- Do you feel like you’re waiting to be found out as a fraud?
- Do you believe that most of your success can be put down to being a fluke?
- Do you feel like you’re making things up as you go?
If you answered “yes” to most of the above questions, you may have Imposter Syndrome. Whilst the majority of people would have said yes to one or two of them, it’s the consistency in answers that hint towards the possibility of having the complex.
There has been a selection of case studies on Impostorism, more so in recent years, and most have shown the prevalence of Imposter Syndrome in business owners and people in high-ranking positions.
A study by Kajabi in 2020, an online business platform, polled over 600 business owners and entrepreneurs and discovered that 84% of those in the study had reported feelings of Imposter Syndrome at some point in their career. The top thoughts and feelings that they experienced were that of concerns of being “found out” due to their absence of knowledge and qualifications. A large fraction also reported the belief that their success was down to luck.

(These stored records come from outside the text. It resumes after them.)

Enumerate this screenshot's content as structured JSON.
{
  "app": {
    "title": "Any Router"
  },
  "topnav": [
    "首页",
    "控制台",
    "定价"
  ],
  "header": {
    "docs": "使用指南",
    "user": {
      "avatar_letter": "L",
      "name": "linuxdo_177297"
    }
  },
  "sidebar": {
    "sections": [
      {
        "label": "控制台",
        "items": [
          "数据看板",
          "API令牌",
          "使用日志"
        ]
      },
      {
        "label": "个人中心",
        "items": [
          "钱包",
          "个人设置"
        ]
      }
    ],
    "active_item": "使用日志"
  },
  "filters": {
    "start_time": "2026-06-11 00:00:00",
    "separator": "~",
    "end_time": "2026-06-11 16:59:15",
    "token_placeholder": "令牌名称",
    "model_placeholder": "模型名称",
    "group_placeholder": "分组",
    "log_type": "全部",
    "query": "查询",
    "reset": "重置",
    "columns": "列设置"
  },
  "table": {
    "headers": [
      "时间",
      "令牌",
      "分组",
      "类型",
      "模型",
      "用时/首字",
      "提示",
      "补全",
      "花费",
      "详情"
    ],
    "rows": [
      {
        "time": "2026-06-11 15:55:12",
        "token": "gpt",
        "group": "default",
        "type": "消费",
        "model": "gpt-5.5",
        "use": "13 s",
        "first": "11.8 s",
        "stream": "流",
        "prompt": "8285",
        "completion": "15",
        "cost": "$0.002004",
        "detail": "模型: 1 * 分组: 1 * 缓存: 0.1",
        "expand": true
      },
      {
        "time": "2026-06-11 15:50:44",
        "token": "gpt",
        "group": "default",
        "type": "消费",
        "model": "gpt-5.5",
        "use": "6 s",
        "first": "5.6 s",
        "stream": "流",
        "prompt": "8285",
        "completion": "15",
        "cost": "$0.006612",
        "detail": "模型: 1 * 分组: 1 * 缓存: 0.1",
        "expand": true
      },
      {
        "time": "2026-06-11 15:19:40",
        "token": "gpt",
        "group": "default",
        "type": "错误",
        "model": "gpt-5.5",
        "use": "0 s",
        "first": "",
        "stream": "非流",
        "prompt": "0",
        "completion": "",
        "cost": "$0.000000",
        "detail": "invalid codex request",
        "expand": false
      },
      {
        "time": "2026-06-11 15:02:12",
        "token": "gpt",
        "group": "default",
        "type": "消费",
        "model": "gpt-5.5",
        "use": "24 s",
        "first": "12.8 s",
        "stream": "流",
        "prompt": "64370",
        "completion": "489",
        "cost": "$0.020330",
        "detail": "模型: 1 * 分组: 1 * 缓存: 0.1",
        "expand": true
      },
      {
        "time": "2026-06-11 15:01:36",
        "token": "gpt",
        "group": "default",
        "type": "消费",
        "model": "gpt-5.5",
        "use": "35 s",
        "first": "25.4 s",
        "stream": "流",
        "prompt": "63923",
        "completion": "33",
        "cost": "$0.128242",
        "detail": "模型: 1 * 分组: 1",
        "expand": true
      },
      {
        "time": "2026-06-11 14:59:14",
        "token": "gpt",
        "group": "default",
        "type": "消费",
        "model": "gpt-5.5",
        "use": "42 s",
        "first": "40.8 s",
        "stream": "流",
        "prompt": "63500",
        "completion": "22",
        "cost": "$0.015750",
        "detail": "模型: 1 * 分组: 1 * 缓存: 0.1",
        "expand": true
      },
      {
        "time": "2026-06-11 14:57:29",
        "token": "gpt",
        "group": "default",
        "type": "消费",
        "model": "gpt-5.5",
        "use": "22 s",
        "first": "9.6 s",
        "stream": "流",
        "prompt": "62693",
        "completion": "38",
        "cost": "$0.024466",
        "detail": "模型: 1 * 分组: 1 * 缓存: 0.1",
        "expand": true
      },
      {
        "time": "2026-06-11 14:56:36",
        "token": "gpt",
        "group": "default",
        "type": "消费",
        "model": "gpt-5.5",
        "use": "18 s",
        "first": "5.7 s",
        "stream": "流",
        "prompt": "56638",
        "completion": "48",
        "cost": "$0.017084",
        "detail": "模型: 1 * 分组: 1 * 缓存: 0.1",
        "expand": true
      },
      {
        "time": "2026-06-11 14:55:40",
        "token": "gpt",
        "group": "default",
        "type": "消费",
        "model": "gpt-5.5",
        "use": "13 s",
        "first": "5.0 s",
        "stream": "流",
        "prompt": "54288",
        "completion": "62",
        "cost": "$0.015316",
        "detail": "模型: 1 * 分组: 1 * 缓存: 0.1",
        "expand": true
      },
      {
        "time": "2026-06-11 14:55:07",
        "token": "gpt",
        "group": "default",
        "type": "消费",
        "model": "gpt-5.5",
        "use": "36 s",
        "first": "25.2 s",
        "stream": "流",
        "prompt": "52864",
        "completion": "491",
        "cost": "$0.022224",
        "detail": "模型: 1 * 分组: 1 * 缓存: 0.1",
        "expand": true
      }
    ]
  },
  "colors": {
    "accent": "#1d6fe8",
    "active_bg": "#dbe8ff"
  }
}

Another study by the Harvard Business review that took place in 2014, which surveyed 116 high-ranking businesspeople. The results that they gathered were surprising; they found that the most common fear that the participants shared was that they were incompetent at their job and would soon be found out. This in turn undermined their relationships between them and their co-workers and had a negative impact on their confidence.
What these studies show is that anybody can suffer from Imposter Syndrome, from business owners who are just starting out in their career to experienced CEOs and directors of big companies. Though they all have varying levels of success, they shared the same fears and therefore the same things holding them back.
How to Overcome Imposter Syndrome
Question Intrusive Thoughts
The big obstacle that Imposter Syndrome presents is that it stops business owners from growing and expanding upon themselves as their mindset is constantly holding them back. Constructive criticism is good, but constant intrusive thoughts about oneself will stop natural growth and evolution. Becoming your own worst critic will stop you from pursuing any future opportunities due to your perceived incapability and lack of skills.
Perfectionist vs Progressionist
What you need to take into consideration is that nothing will ever be perfect. The phrase “practice makes perfect” is a ridiculous notion. Perfection is an unachievable goal, so what we need to focus on is to become a progressionist. Replace the phrase with “practice makes progress”, because when you make that switch in mentality you free yourself up from the unrelenting pressures of never making any mistakes, and by acknowledging that mistakes are a part of life you can work against that critic in your mind which is unfairly undermining you.
All success comes down to being a progressionist. By constantly moving and evolving, it helps to keep Imposterism at bay.
Imposter Syndrome for many is a part of day-to-day life, but that doesn’t mean that it has to stop you from achieving what you deserve to achieve. The first step is always to recognise the issue and then take the necessary steps to work against it.
We have been recently working with Dragon’s den star, Sarah Willingham, who is an expert on recognising and overcoming Imposter Syndrome. Like many successful businesswomen, it is something she has experienced and struggled with in her past and she now uses her experiences to help others who find themselves in similar situations. Sarah will be joining Adam Stott and Paul C. Brunson at our next big event for Business Growth Secrets in January 2022, follow the links below for more information and to find out where to reserve your space.